-- Your assignment --
Read the lines below. Copy out any that hold the string "value".

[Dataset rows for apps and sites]
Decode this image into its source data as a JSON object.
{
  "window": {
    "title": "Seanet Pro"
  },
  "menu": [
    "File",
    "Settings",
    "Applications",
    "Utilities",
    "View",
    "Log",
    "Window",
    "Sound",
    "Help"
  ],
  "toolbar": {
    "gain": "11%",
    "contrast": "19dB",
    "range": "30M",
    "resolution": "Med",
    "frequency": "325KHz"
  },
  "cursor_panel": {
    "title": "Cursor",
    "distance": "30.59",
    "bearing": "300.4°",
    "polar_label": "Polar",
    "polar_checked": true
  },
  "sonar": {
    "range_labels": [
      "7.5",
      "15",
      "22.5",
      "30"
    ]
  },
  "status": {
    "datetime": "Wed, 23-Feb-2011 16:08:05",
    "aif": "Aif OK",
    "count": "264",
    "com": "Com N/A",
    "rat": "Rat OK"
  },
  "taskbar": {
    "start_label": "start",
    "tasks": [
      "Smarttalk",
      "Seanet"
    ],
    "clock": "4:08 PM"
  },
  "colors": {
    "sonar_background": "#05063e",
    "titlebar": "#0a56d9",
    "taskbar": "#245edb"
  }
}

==

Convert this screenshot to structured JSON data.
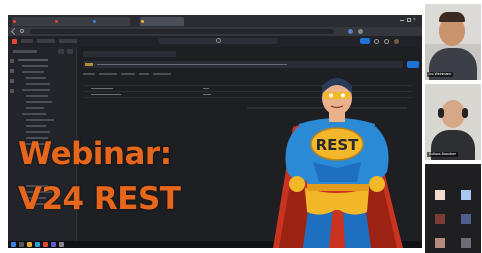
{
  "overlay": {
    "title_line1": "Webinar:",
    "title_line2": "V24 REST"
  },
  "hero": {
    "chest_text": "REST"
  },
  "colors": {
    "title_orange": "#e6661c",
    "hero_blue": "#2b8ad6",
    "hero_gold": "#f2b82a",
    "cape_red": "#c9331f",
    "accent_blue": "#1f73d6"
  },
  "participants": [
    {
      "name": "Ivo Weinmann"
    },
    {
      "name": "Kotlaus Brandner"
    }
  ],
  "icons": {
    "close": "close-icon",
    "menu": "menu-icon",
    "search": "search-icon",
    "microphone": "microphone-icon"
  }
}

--

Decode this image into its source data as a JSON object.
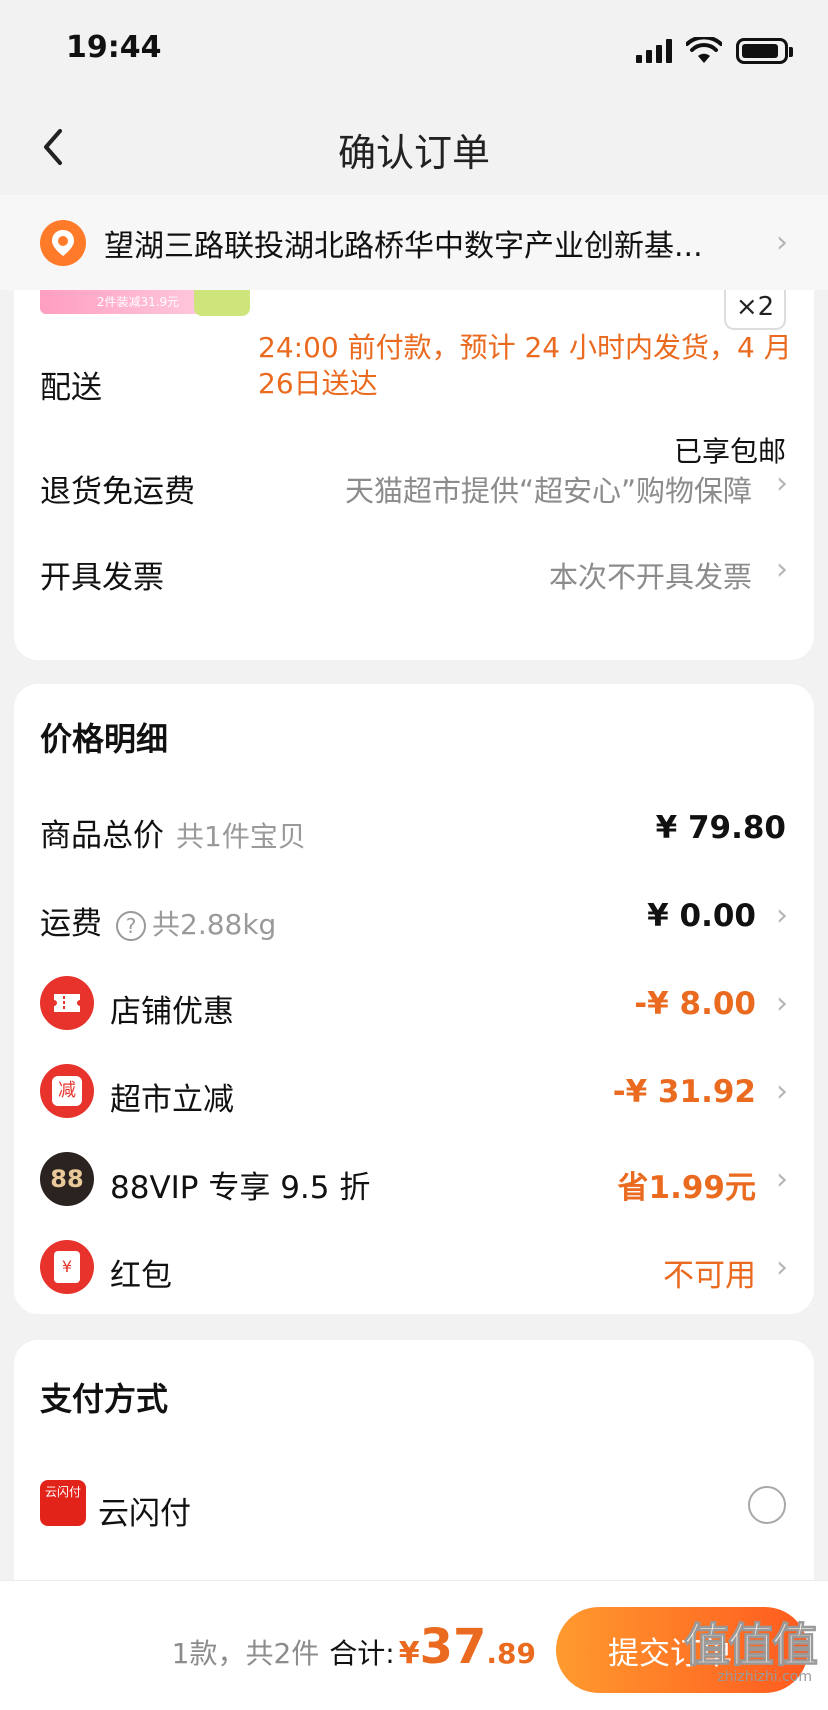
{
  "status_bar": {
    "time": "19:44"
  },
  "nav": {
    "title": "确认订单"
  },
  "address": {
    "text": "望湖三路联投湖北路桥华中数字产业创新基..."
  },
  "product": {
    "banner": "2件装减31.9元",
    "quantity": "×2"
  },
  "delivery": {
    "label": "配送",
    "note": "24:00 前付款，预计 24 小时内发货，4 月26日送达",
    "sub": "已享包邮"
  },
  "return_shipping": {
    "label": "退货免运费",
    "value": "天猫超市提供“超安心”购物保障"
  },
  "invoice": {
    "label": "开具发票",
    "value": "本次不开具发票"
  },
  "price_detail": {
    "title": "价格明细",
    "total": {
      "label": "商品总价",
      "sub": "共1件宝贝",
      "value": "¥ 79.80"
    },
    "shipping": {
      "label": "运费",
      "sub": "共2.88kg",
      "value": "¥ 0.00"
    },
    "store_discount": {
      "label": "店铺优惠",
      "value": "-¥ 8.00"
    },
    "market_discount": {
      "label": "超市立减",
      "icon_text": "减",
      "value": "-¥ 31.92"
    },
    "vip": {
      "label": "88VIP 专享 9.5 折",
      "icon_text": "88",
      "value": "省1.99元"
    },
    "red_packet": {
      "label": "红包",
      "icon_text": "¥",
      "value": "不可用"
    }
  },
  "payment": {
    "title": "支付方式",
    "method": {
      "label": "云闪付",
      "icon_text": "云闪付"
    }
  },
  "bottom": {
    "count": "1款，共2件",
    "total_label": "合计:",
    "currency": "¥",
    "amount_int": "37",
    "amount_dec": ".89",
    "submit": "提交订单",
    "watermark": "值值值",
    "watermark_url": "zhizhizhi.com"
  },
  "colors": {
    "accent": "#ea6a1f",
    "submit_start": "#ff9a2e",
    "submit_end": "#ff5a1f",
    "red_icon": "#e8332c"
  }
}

-- Response for this exercise --
    "value": "天猫超市提供“超安心”购物保障"
    "value": "本次不开具发票"
      "value": "¥ 79.80"
      "value": "¥ 0.00"
      "value": "-¥ 8.00"
      "value": "-¥ 31.92"
      "value": "省1.99元"
      "value": "不可用"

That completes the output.